Nearly all multinationals, behemoths, and conglomerates in their attempt to grow their business have fallen afoul of governments and/or regulatory bodies. Even Gates, who started his business in a basement-like setting, isn’t an exception. For instance, they found Gates’ Microsoft, the most thriving software corporation globally, guilty of breaching antitrust laws. The government formulates antitrust laws to ensure healthy and fair competition in all industries. It also prevents an organization from monopolizing a trade.
Antitrust laws serve as ‘checks and balances’ strategy; they restrain companies from pursuing unfair and unethical trade practices like leveraged buyouts and price-fixing. The FTC (Federal Trade Commission) initiated an inquiry in the 1990s to establish whether Microsoft Corporation was attempting to control the market by following monopolistic business policies. However, the FTC did not pursue the case for long. The Department of Justice (DoJ) picked up the case.
The DoJ and the attorney generals of 20 distinct U.S. states on May 18, 1998, filed antitrust lawsuits against Microsoft for violating fair trade practices. The DoJ alleged that Microsoft was bunching extra software programs into its O.S. (operating system) to stultify and kill competition. They filed the lawsuit in the wake of Netscape’s downfall due to Microsoft’s disbursal of its browser free of charge.
The DoJ eventually lost the court case despite its best to edit emails, facts, and footage. The ruling by Thomas Penfield Jackson, the supervising judge, expressed that Microsoft had contravened some sections of the Sherman Antitrust Act, promulgated in 1890 for prohibiting cartels and monopolies. In March 2013, the European Union Competition Commissioner ordered Microsoft to pay a $732 million penalty for transgressing an antitrust resolution with regulators.
1. Rajat Gupta
An Indian American entrepreneur, Gupta was the first foreign-born CEO and managing director of McKinsey & Company, a US-based consultancy firm. Besides that, Rajat has been a former board member of several renowned corporations including American Airlines, Proctor & Gamble, and Goldman & Sachs. Additionally, he offered consultancy to a string of non-profit organizations such as “The Global Fund to Fight AIDS, Tuberculosis, and Malaria” and the Bill & Melinda Gates Foundation.”
Gupta helped setup numerous business entities. However, he fell from grace when a federal judge leveled charges against him for insider trading in June 2012. Federal Judge Jed Rakoff charged Gupta with four felony counts of securities fraud and conspiracy as a result of the Galleon hedge fund scandal.

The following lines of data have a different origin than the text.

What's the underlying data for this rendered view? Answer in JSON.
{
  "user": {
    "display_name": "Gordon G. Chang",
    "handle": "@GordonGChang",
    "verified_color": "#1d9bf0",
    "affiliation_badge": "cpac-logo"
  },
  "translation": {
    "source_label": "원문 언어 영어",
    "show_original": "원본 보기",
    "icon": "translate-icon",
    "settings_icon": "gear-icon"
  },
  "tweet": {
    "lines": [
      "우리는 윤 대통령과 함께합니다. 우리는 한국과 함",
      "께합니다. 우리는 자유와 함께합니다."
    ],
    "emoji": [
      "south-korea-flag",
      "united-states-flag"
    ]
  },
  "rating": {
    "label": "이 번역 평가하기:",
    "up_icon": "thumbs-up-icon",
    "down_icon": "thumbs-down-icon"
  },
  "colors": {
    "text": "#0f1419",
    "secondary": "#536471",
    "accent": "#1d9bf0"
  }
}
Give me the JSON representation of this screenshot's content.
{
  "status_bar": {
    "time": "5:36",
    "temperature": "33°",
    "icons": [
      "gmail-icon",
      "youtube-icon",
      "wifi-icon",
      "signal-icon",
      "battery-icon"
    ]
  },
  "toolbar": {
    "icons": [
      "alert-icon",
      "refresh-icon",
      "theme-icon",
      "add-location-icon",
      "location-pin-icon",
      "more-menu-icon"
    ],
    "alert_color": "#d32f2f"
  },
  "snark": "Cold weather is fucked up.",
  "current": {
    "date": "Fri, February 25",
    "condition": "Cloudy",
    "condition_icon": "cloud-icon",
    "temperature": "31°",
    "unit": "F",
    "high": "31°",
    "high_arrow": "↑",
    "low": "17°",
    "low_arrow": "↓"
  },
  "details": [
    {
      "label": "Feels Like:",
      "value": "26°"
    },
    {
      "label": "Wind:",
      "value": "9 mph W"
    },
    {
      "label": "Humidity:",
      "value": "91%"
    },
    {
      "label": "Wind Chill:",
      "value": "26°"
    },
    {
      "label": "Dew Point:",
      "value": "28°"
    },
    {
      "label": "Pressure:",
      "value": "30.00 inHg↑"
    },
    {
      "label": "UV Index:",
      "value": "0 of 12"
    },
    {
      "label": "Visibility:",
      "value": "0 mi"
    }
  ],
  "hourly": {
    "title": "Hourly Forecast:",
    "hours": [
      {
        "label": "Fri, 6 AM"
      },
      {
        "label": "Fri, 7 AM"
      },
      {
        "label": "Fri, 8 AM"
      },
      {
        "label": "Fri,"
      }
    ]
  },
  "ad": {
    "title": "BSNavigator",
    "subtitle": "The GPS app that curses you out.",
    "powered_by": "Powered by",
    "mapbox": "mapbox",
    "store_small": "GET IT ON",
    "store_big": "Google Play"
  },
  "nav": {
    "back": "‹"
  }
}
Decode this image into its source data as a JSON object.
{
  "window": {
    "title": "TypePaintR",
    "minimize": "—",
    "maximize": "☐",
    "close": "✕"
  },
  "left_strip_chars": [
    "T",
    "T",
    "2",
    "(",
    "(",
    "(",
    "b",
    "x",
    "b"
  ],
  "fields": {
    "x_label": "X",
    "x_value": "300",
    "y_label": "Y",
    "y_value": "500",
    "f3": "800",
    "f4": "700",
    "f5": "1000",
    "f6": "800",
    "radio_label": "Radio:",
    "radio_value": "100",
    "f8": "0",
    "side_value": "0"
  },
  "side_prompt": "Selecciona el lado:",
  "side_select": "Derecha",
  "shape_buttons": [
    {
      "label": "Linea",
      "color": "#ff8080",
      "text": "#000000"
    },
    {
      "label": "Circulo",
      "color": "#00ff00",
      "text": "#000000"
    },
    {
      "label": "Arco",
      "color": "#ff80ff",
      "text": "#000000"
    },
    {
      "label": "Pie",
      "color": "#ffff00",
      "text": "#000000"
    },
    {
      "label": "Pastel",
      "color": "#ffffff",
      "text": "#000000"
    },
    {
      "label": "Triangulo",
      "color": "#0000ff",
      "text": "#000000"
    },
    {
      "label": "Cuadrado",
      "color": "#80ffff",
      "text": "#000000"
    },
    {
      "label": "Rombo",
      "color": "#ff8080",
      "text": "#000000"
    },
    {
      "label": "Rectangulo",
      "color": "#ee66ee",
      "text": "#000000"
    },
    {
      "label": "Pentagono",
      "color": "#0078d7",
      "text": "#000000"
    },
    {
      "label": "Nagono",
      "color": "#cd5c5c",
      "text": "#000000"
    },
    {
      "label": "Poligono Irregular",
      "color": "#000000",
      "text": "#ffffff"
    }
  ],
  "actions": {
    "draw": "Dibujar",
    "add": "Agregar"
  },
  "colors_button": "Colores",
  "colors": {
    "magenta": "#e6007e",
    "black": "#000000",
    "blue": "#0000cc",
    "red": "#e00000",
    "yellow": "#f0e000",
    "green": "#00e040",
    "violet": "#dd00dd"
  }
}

The federal judge directed Gupta to pay a fine of $13.9 million for insider trading. The SEC filed a case against Gupta for conspiring with Raj Rajaratnam, the Galleon Fund hedge fund magnate. In another financial fraud case New York jury accused Gupta of divulging boardroom discussions to Rajaratnam. Finally, a judge sentenced him to two years in prison, ordering him to cough up a $5 million penalty. In March 2016, they released him from house confinement after serving his prison term.